#### Aim of the task:
Return the lines below that contain the word "JSON".

━━━━━ Data for this exercise ━━━━━

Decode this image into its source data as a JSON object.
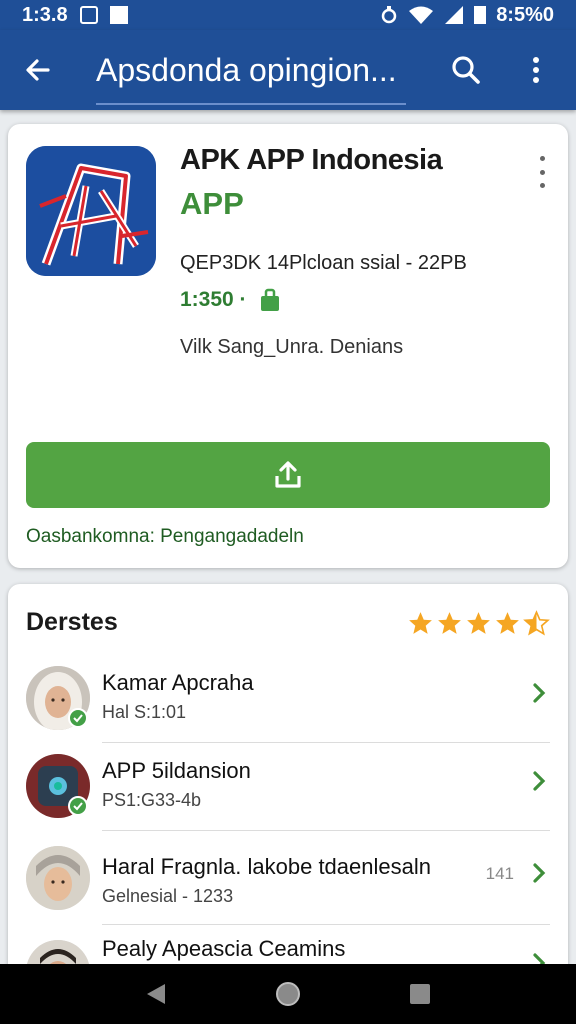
{
  "status_bar": {
    "time": "1:3.8",
    "battery": "8:5%0"
  },
  "app_bar": {
    "title": "Apsdonda opingion..."
  },
  "app_card": {
    "title": "APK APP Indonesia",
    "subtitle": "APP",
    "meta": "QEP3DK 14Plcloan ssial - 22PB",
    "price": "1:350 ·",
    "developer": "Vilk Sang_Unra. Denians",
    "install_note": "Oasbankomna: Pengangadadeln"
  },
  "list_card": {
    "title": "Derstes",
    "rating_stars": 4.5,
    "items": [
      {
        "name": "Kamar Apcraha",
        "sub": "Hal S:1:01",
        "count": ""
      },
      {
        "name": "APP 5ildansion",
        "sub": "PS1:G33-4b",
        "count": ""
      },
      {
        "name": "Haral Fragnla. lakobe tdaenlesaln",
        "sub": "Gelnesial - 1233",
        "count": "141"
      },
      {
        "name": "Pealy Apeascia Ceamins",
        "sub": "",
        "count": ""
      }
    ]
  },
  "colors": {
    "primary": "#1f4f97",
    "accent_green": "#53a443",
    "star": "#f5a623"
  },
  "icons": [
    "back-arrow-icon",
    "search-icon",
    "kebab-menu-icon",
    "install-upload-icon",
    "store-bag-icon",
    "star-icon",
    "chevron-right-icon",
    "verified-check-icon",
    "nav-back-icon",
    "nav-home-icon",
    "nav-recents-icon"
  ]
}
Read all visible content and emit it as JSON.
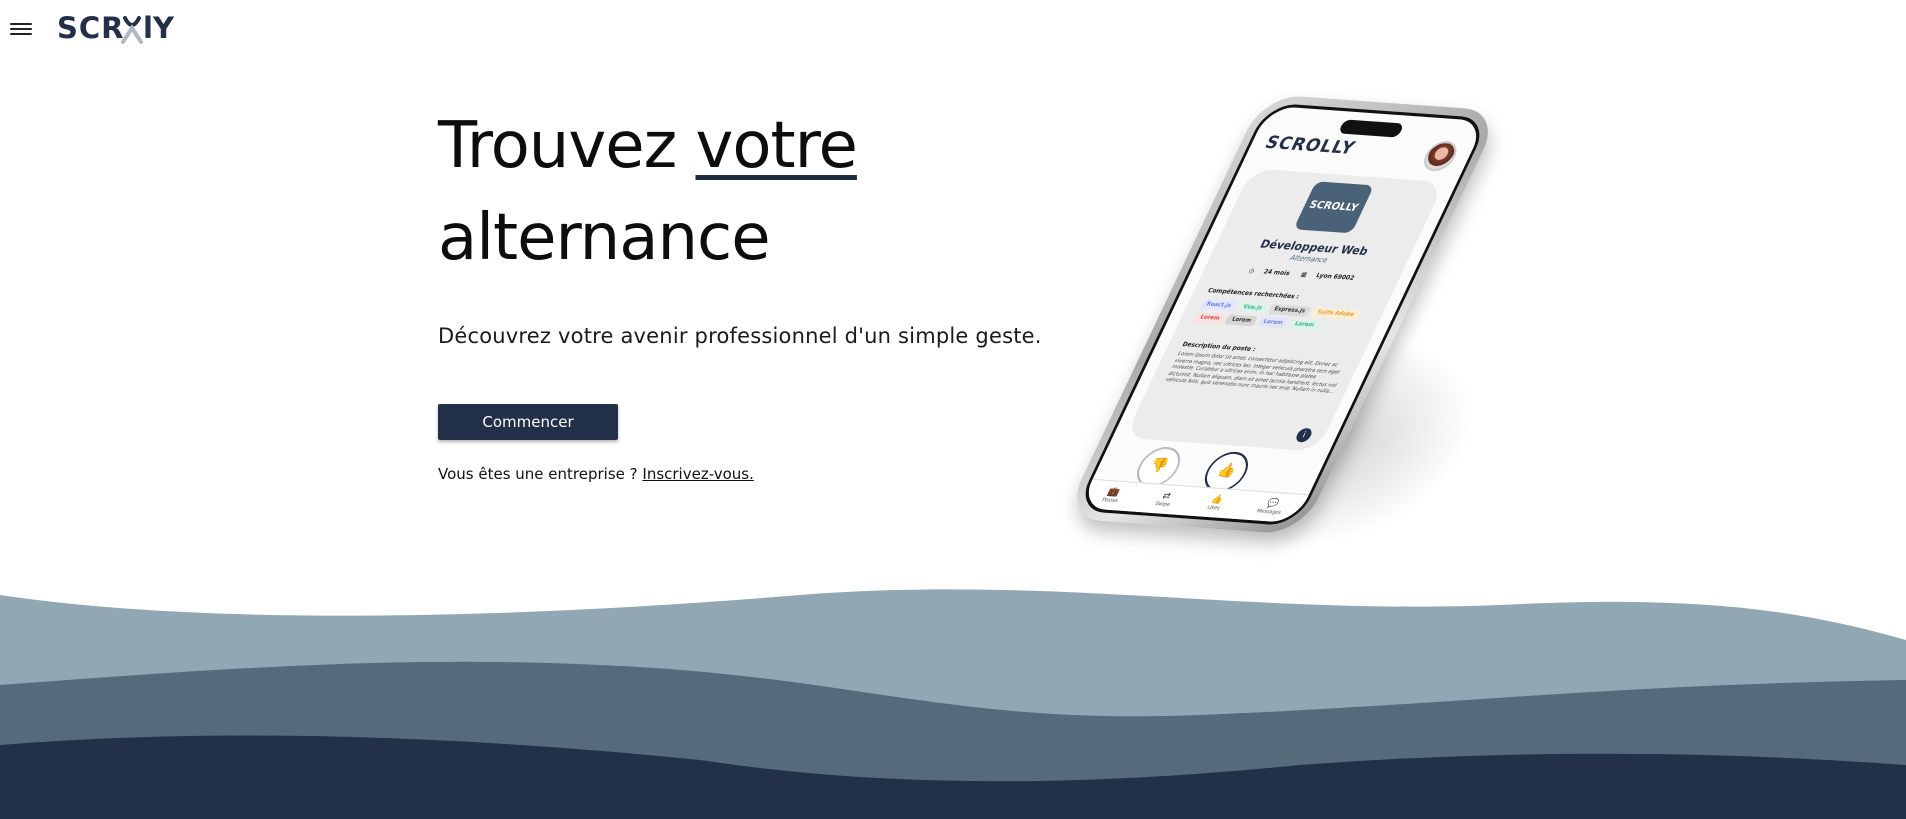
{
  "header": {
    "menu_icon": "hamburger-menu-icon",
    "logo_text": "SCROLLY"
  },
  "hero": {
    "headline_part1": "Trouvez ",
    "headline_underlined": "votre",
    "headline_part2": "alternance",
    "subtitle": "Découvrez votre avenir professionnel d'un simple geste.",
    "cta_label": "Commencer",
    "company_prompt": "Vous êtes une entreprise ?",
    "company_link": "Inscrivez-vous."
  },
  "phone": {
    "app_logo": "SCROLLY",
    "card_logo": "SCROLLY",
    "job_title": "Développeur Web",
    "job_type": "Alternance",
    "duration": "24 mois",
    "location": "Lyon 69002",
    "skills_heading": "Compétences recherchées :",
    "skills": [
      {
        "label": "React.js",
        "color": "#6c7cf0",
        "bg": "#e3e6fb"
      },
      {
        "label": "Vue.js",
        "color": "#3bb58a",
        "bg": "#dcf3ea"
      },
      {
        "label": "Express.js",
        "color": "#333333",
        "bg": "#dcdcdc"
      },
      {
        "label": "Suite Adobe",
        "color": "#f0a030",
        "bg": "#fbeed6"
      },
      {
        "label": "Lorem",
        "color": "#e84545",
        "bg": "#fbe0e0"
      },
      {
        "label": "Lorem",
        "color": "#333333",
        "bg": "#d5d5d5"
      },
      {
        "label": "Lorem",
        "color": "#6c7cf0",
        "bg": "#e3e6fb"
      },
      {
        "label": "Lorem",
        "color": "#3bb58a",
        "bg": "#dcf3ea"
      }
    ],
    "description_heading": "Description du poste :",
    "description": "Lorem ipsum dolor sit amet, consectetur adipiscing elit. Donec ac viverra magna, nec ultrices leo. Integer vehicula pharetra sem eget molestie. Curabitur a ultrices enim. In hac habitasse platea dictumst. Nullam aliquam, diam sit amet lacinia hendrerit, lectus nisl vehicula felis, quis venenatis nunc mauris nec erat. Nullam in nulla...",
    "info_label": "i",
    "tabs": [
      {
        "icon": "briefcase-icon",
        "label": "Postes"
      },
      {
        "icon": "swipe-icon",
        "label": "Swipe"
      },
      {
        "icon": "thumbs-up-icon",
        "label": "Likes"
      },
      {
        "icon": "chat-icon",
        "label": "Messages"
      }
    ]
  },
  "colors": {
    "primary": "#22304a",
    "wave_light": "#91a8b4",
    "wave_mid": "#556a7b",
    "wave_dark": "#22304a"
  }
}
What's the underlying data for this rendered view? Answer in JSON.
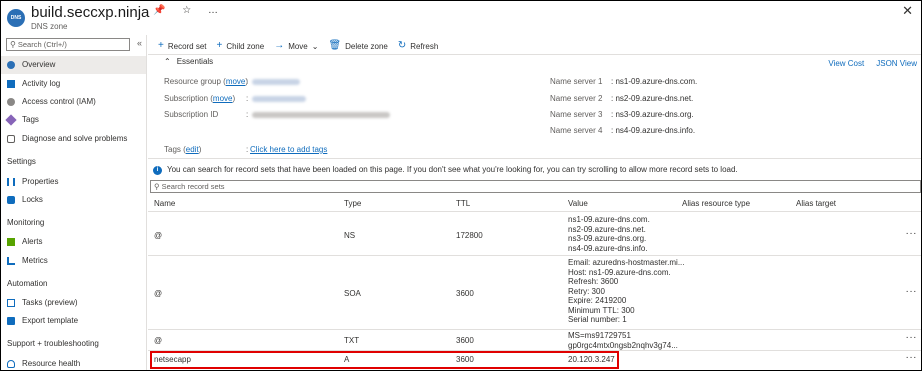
{
  "header": {
    "icon_text": "DNS",
    "title": "build.seccxp.ninja",
    "subtitle": "DNS zone",
    "close": "✕",
    "pin": "📌 ☆ …"
  },
  "sidebar": {
    "search_placeholder": "Search (Ctrl+/)",
    "collapse": "«",
    "items": [
      {
        "label": "Overview",
        "icon": "dns-icon",
        "color": "#2b6fb5"
      },
      {
        "label": "Activity log",
        "icon": "activity-log-icon",
        "color": "#0f6cbd"
      },
      {
        "label": "Access control (IAM)",
        "icon": "iam-icon",
        "color": "#605e5c"
      },
      {
        "label": "Tags",
        "icon": "tag-icon",
        "color": "#8764b8"
      },
      {
        "label": "Diagnose and solve problems",
        "icon": "wrench-icon",
        "color": "#605e5c"
      }
    ],
    "sections": [
      {
        "title": "Settings",
        "items": [
          {
            "label": "Properties",
            "icon": "properties-icon",
            "color": "#0f6cbd"
          },
          {
            "label": "Locks",
            "icon": "lock-icon",
            "color": "#0f6cbd"
          }
        ]
      },
      {
        "title": "Monitoring",
        "items": [
          {
            "label": "Alerts",
            "icon": "alerts-icon",
            "color": "#57a300"
          },
          {
            "label": "Metrics",
            "icon": "metrics-icon",
            "color": "#0f6cbd"
          }
        ]
      },
      {
        "title": "Automation",
        "items": [
          {
            "label": "Tasks (preview)",
            "icon": "tasks-icon",
            "color": "#0f6cbd"
          },
          {
            "label": "Export template",
            "icon": "export-template-icon",
            "color": "#0f6cbd"
          }
        ]
      },
      {
        "title": "Support + troubleshooting",
        "items": [
          {
            "label": "Resource health",
            "icon": "heart-icon",
            "color": "#0f6cbd"
          }
        ]
      }
    ]
  },
  "toolbar": {
    "record_set": "Record set",
    "child_zone": "Child zone",
    "move": "Move",
    "delete_zone": "Delete zone",
    "refresh": "Refresh"
  },
  "essentials": {
    "title": "Essentials",
    "view_cost": "View Cost",
    "json_view": "JSON View",
    "resource_group_label": "Resource group",
    "subscription_label": "Subscription",
    "subscription_id_label": "Subscription ID",
    "tags_label": "Tags",
    "move_link": "move",
    "edit_link": "edit",
    "add_tags": "Click here to add tags",
    "name_servers": [
      {
        "label": "Name server 1",
        "value": "ns1-09.azure-dns.com."
      },
      {
        "label": "Name server 2",
        "value": "ns2-09.azure-dns.net."
      },
      {
        "label": "Name server 3",
        "value": "ns3-09.azure-dns.org."
      },
      {
        "label": "Name server 4",
        "value": "ns4-09.azure-dns.info."
      }
    ]
  },
  "info": "You can search for record sets that have been loaded on this page. If you don't see what you're looking for, you can try scrolling to allow more record sets to load.",
  "record_search_placeholder": "Search record sets",
  "table": {
    "columns": [
      "Name",
      "Type",
      "TTL",
      "Value",
      "Alias resource type",
      "Alias target"
    ],
    "rows": [
      {
        "name": "@",
        "type": "NS",
        "ttl": "172800",
        "value": [
          "ns1-09.azure-dns.com.",
          "ns2-09.azure-dns.net.",
          "ns3-09.azure-dns.org.",
          "ns4-09.azure-dns.info."
        ]
      },
      {
        "name": "@",
        "type": "SOA",
        "ttl": "3600",
        "value": [
          "Email: azuredns-hostmaster.mi...",
          "Host: ns1-09.azure-dns.com.",
          "Refresh: 3600",
          "Retry: 300",
          "Expire: 2419200",
          "Minimum TTL: 300",
          "Serial number: 1"
        ]
      },
      {
        "name": "@",
        "type": "TXT",
        "ttl": "3600",
        "value": [
          "MS=ms91729751",
          "gp0rgc4mtx0ngsb2nqhv3g74..."
        ]
      },
      {
        "name": "netsecapp",
        "type": "A",
        "ttl": "3600",
        "value": [
          "20.120.3.247"
        ]
      }
    ],
    "more": "···"
  }
}
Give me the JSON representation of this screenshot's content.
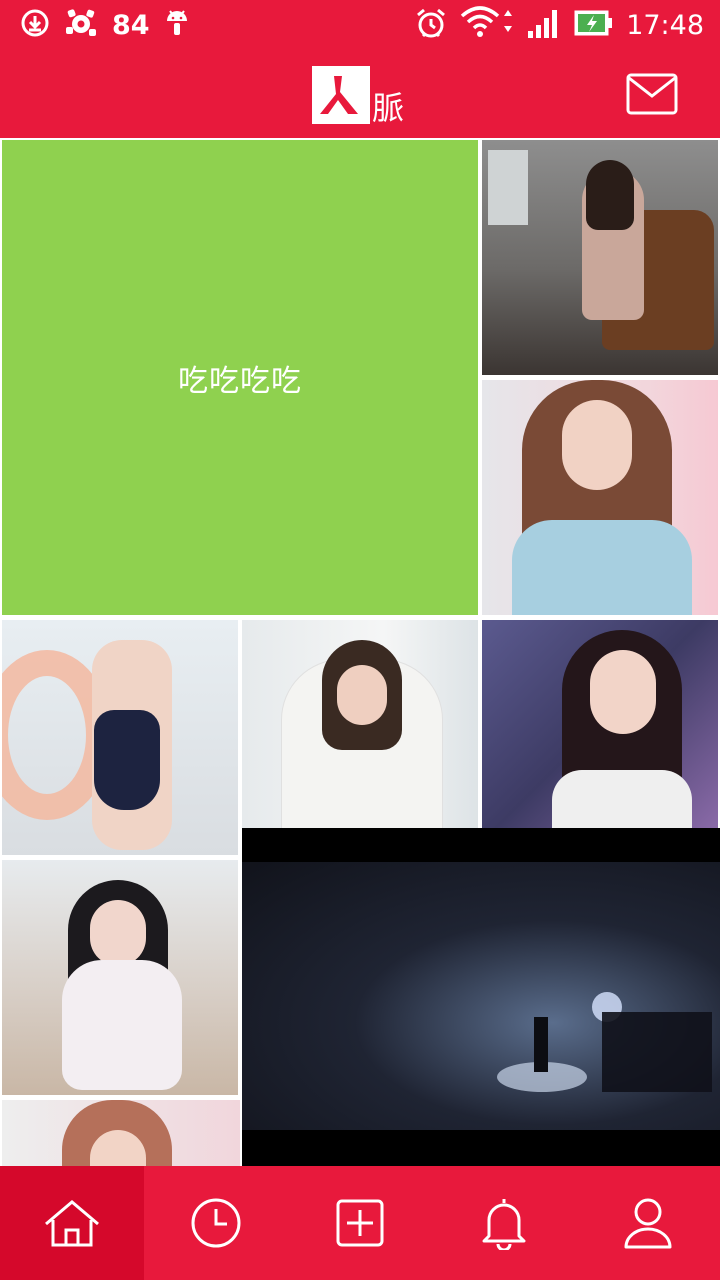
{
  "status_bar": {
    "notification_count": "84",
    "time": "17:48"
  },
  "header": {
    "logo_text": "脈",
    "logo_glyph": "人",
    "mail_icon": "mail-icon"
  },
  "feed": {
    "text_post": "吃吃吃吃"
  },
  "bottom_nav": {
    "items": [
      {
        "name": "home",
        "icon": "home-icon",
        "active": true
      },
      {
        "name": "recent",
        "icon": "clock-icon",
        "active": false
      },
      {
        "name": "add",
        "icon": "plus-square-icon",
        "active": false
      },
      {
        "name": "notifications",
        "icon": "bell-icon",
        "active": false
      },
      {
        "name": "profile",
        "icon": "user-icon",
        "active": false
      }
    ]
  },
  "colors": {
    "brand_red": "#e8193c",
    "active_nav": "#d5082b",
    "text_tile_green": "#8fd14f"
  }
}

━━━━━

#### The completed task:
Decode this image into its source data as a JSON object.
Read all visible content and emit it as JSON.
What's the underlying data for this rendered view? Answer in JSON.
    "json_view": "JSON View",
Give me the JSON representation of this screenshot's content.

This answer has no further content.